Why I Am So Wise was our first blast through Friedrich Nietzsche’s canon. The German genius was so stunningly accomplished on an intellectual level over many cultural forms.
And he was particularly explosive in these two works. They’re both a rather savage, contemptuous attack on the popular ideas of his day – namely religion.
Written in 1888, these represent Nietzsche’s final works before his descent into madness.
Twilight of the Idols
Nietzsche wrote this in only a week – it was first published in 1889.
In verbally abusive fashion the great philosopher really goes off on one. Particularly towards Socrates, whom Nietzsche labels as ugly as part of his attack – for some silly reason.
But his assault, which he chronicles at the start in the chapter The Problems of Socrates, are in keeper with an open outlook on life. Something that Albert Camus would later champion in The Myth of Sisyphus.
Nietzsche argues that history is overrun with learned philosophers sharing the belief that life is pointless. He suggests this belief highlights a society in decline.
He feels that the value of life is inexplicable – you can’t estimate it. And by wasting your time doing so, you’re just highlighting whether you’re a misery guts or someone who’s life-affirming.
He’s in explosive form from that moment on. Provocative to the extreme, he must have outraged religious circles with this one. We can imagine him hunched over his desk working away, wild beams of imagination firing off in that genius mind.
Twilight of the Idols, you could argue, is about the meaning of life. There’s an early existential leaning here, as he promotes a higher understanding of moral conduct.
He has an empirical leaning (knowledge comes from sensory experience), directing all the ire he can at religion.
This comes across particularly in The Four Great Errors (which someone smarter than us explains in the above video), before leading him to assault the German population of his day due to the lack of cultural sophistication.
Nietzsche was in decline, mentally. Did that contribute to the outspoken excellence of his last works?
His intellect here is unhinged, if not a tad unstable, going around assaulting everything with remarkable insight. And over a hundred years later, it makes the book a fascinating read about his entire philosophy.
Although written in 1888, it wasn’t until 1895 that this work became available.
As you can imagine with a title like that, it was controversial. In an earnest foreword, Nietzsche explains:
"This book belongs to the very few. Perhaps none of them is even living yet ... The conditions under which one understands me and then necessarily understands - I know them all too well. One must be honest in intellectual matters to the point of harshness to so much as endure my seriousness, my passion. One must be accustomed to living on mountains - to seeing the wretched ephermeral chatter of politics and national egoism beneath one. One must have become indifferent, one must ever ask whether truth is useful or a fatality...."
As the reader, then, you have to be above politics and nationalism. In 2019, both are causing widespread damage – along with capitalism and religion, we have an unholy foursome of apocalyptic potential.
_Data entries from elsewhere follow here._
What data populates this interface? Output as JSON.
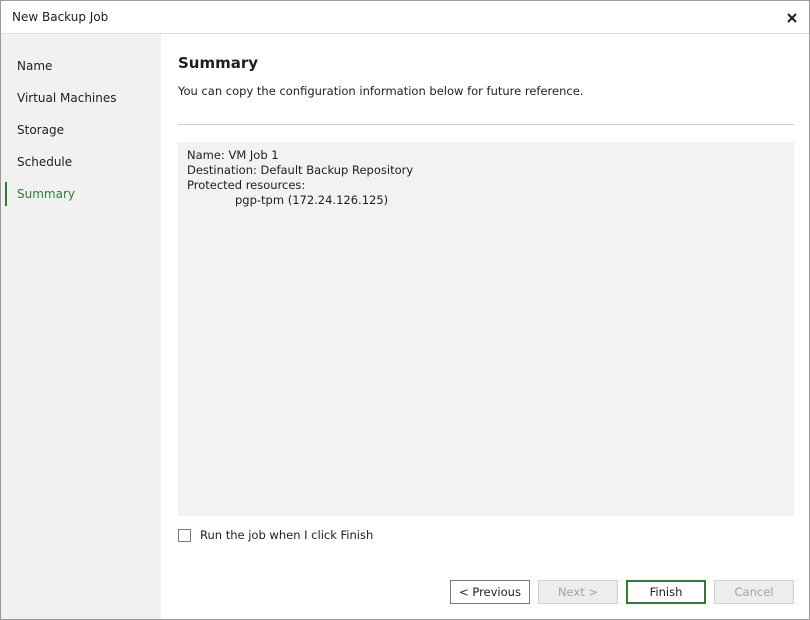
{
  "window": {
    "title": "New Backup Job",
    "close_icon": "close-icon"
  },
  "sidebar": {
    "items": [
      {
        "label": "Name",
        "active": false
      },
      {
        "label": "Virtual Machines",
        "active": false
      },
      {
        "label": "Storage",
        "active": false
      },
      {
        "label": "Schedule",
        "active": false
      },
      {
        "label": "Summary",
        "active": true
      }
    ]
  },
  "main": {
    "title": "Summary",
    "subtitle": "You can copy the configuration information below for future reference.",
    "summary": {
      "name_line": "Name: VM Job 1",
      "destination_line": "Destination: Default Backup Repository",
      "resources_header": "Protected resources:",
      "resource": "pgp-tpm (172.24.126.125)"
    },
    "run_checkbox": {
      "label": "Run the job when I click Finish",
      "checked": false
    }
  },
  "buttons": {
    "previous": "< Previous",
    "next": "Next >",
    "finish": "Finish",
    "cancel": "Cancel"
  },
  "colors": {
    "accent": "#2e7d32",
    "sidebar_bg": "#f0f1f0",
    "summary_bg": "#f1f2f1",
    "disabled_text": "#a0a0a0"
  }
}
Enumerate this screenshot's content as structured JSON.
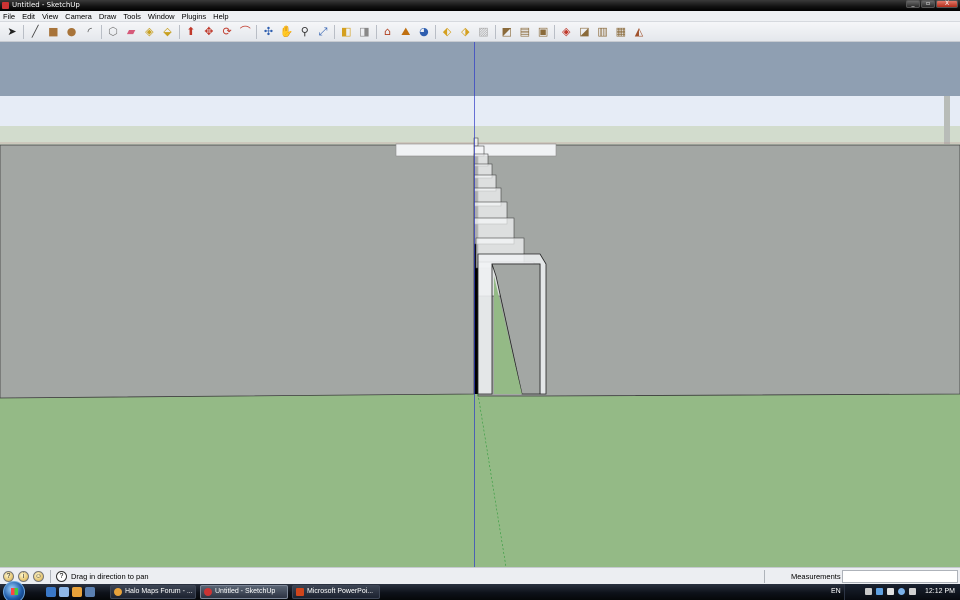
{
  "window": {
    "title": "Untitled - SketchUp",
    "controls": [
      "_",
      "▫",
      "X"
    ]
  },
  "menu": [
    "File",
    "Edit",
    "View",
    "Camera",
    "Draw",
    "Tools",
    "Window",
    "Plugins",
    "Help"
  ],
  "toolbar": {
    "groups": [
      [
        {
          "name": "select-tool-icon",
          "glyph": "➤",
          "color": "#222"
        }
      ],
      [
        {
          "name": "line-tool-icon",
          "glyph": "╱",
          "color": "#444"
        },
        {
          "name": "rectangle-tool-icon",
          "glyph": "■",
          "color": "#a8743a"
        },
        {
          "name": "circle-tool-icon",
          "glyph": "●",
          "color": "#a8743a"
        },
        {
          "name": "arc-tool-icon",
          "glyph": "◜",
          "color": "#444"
        }
      ],
      [
        {
          "name": "make-component-icon",
          "glyph": "⬡",
          "color": "#777"
        },
        {
          "name": "eraser-tool-icon",
          "glyph": "▰",
          "color": "#d65a7a"
        },
        {
          "name": "tape-measure-icon",
          "glyph": "◈",
          "color": "#c8a020"
        },
        {
          "name": "paint-bucket-icon",
          "glyph": "⬙",
          "color": "#c8a020"
        }
      ],
      [
        {
          "name": "push-pull-icon",
          "glyph": "⬆",
          "color": "#c0392b"
        },
        {
          "name": "move-tool-icon",
          "glyph": "✥",
          "color": "#c0392b"
        },
        {
          "name": "rotate-tool-icon",
          "glyph": "⟳",
          "color": "#c0392b"
        },
        {
          "name": "offset-tool-icon",
          "glyph": "⌒",
          "color": "#c0392b"
        }
      ],
      [
        {
          "name": "orbit-tool-icon",
          "glyph": "✣",
          "color": "#2f5fb0"
        },
        {
          "name": "pan-tool-icon",
          "glyph": "✋",
          "color": "#444"
        },
        {
          "name": "zoom-tool-icon",
          "glyph": "⚲",
          "color": "#333"
        },
        {
          "name": "zoom-extents-icon",
          "glyph": "⤢",
          "color": "#2f5fb0"
        }
      ],
      [
        {
          "name": "previous-view-icon",
          "glyph": "◧",
          "color": "#d4a020"
        },
        {
          "name": "next-view-icon",
          "glyph": "◨",
          "color": "#888"
        }
      ],
      [
        {
          "name": "add-location-icon",
          "glyph": "⌂",
          "color": "#b04020"
        },
        {
          "name": "toggle-terrain-icon",
          "glyph": "⛰",
          "color": "#c07010"
        },
        {
          "name": "get-models-icon",
          "glyph": "◕",
          "color": "#2f5fb0"
        }
      ],
      [
        {
          "name": "share-model-icon",
          "glyph": "⬖",
          "color": "#d4a020"
        },
        {
          "name": "share-component-icon",
          "glyph": "⬗",
          "color": "#d4a020"
        },
        {
          "name": "get-photo-texture-icon",
          "glyph": "▨",
          "color": "#aaa"
        }
      ],
      [
        {
          "name": "iso-view-icon",
          "glyph": "◩",
          "color": "#8a6a3a"
        },
        {
          "name": "top-view-icon",
          "glyph": "▤",
          "color": "#8a6a3a"
        },
        {
          "name": "front-view-icon",
          "glyph": "▣",
          "color": "#8a6a3a"
        }
      ],
      [
        {
          "name": "xray-style-icon",
          "glyph": "◈",
          "color": "#c0392b"
        },
        {
          "name": "wireframe-style-icon",
          "glyph": "◪",
          "color": "#8a6a3a"
        },
        {
          "name": "hidden-line-style-icon",
          "glyph": "▥",
          "color": "#8a6a3a"
        },
        {
          "name": "shaded-style-icon",
          "glyph": "▦",
          "color": "#8a6a3a"
        },
        {
          "name": "shaded-textures-style-icon",
          "glyph": "◭",
          "color": "#a0522d"
        }
      ]
    ]
  },
  "scene": {
    "sky": "#8f9fb2",
    "horizon_band": "#e6ecf6",
    "ground_far": "#d2dccd",
    "wall": "#a3a7a4",
    "grass": "#94ba86"
  },
  "statusbar": {
    "hint": "Drag in direction to pan",
    "measurements_label": "Measurements",
    "measurements_value": ""
  },
  "taskbar": {
    "tasks": [
      {
        "label": "Halo Maps Forum - ...",
        "color": "#e8a23a",
        "active": false
      },
      {
        "label": "Untitled - SketchUp",
        "color": "#c33",
        "active": true
      },
      {
        "label": "Microsoft PowerPoi...",
        "color": "#d0451b",
        "active": false
      }
    ],
    "lang": "EN",
    "clock": "12:12 PM"
  }
}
His work isn’t a Richard Dawkins styled God Delusion look on illogicality, but more Nietzsche’s belief that Christianity was (approaching the 20th century) corrupt. It had failed to uphold its principles and was now in a deleterious state of decline.
He hated the concept of a “religion of peace”, too, considering a sense of pity an incredible weakness.
"[It] multiplies misery and conserves all that is miserable, and is thus a prime instrument of the advancement of decadence: pity persuades men to nothingness! Of course, one does not say 'nothingness.' One says 'the Beyond' or 'God' or ' true life' or 'Nirvana,' 'salvation,' 'redemption,' 'blessedness.' Schopenhauer was hostile to life: therefore pity became a virtue for him."
There he refers to Arthur Schopenhaur (1788-1860), another German philosopher steeped in philosophical pessimism.
Now for some people at this, Nietzsche has lost his mind and is just ranting wildly. But there are some prescient and ever-important statements he makes in The Anti-Christ.
His love for science shines through, making it clear he sees the future in detailed and analytical research, modesty, and understanding humans aren’t above other animals.
And by introducing his “will to power” concept, he was able to define bad, good; happiness. To some extent, anyway, as he didn’t fully define his vision in this work.
In January 1889 Nietzsche had a mental breakdown. He actually caused a public disturbance in Turin – apparently, he was protecting a horse that was receiving a flogging, then collapsed to the floor.
It’s unclear if that’s true, but it did signal the beginning of a decade long decline into madness for him. That ended with two strokes in 1898 and 1899, bringing about the sudden end for the great man in 1900 aged only 55.